Available data ::
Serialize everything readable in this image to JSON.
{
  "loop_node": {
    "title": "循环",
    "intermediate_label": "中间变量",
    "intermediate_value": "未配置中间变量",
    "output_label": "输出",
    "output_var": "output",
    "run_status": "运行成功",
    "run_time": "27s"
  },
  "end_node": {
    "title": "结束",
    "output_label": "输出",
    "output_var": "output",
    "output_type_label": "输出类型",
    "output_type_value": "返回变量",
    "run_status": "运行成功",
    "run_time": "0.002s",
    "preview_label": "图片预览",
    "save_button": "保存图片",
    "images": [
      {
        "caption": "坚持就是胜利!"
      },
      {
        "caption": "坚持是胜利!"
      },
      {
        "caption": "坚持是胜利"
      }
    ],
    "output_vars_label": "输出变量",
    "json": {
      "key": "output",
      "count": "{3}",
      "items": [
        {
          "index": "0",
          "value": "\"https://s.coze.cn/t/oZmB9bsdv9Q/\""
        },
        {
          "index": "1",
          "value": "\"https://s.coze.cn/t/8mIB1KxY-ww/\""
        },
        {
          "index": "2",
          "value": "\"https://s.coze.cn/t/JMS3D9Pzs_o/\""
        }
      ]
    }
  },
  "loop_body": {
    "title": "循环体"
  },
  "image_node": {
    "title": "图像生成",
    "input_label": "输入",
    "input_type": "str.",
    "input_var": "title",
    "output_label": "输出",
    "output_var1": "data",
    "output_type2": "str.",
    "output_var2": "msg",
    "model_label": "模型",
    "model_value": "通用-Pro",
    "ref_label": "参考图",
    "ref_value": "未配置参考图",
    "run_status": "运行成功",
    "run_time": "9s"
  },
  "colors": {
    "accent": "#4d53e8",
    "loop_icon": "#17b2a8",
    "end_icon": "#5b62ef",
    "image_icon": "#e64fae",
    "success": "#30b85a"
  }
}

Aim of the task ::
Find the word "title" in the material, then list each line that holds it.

Result of this task ::
    "title": "循环",
    "title": "结束",
    "title": "循环体"
    "title": "图像生成",
    "input_var": "title",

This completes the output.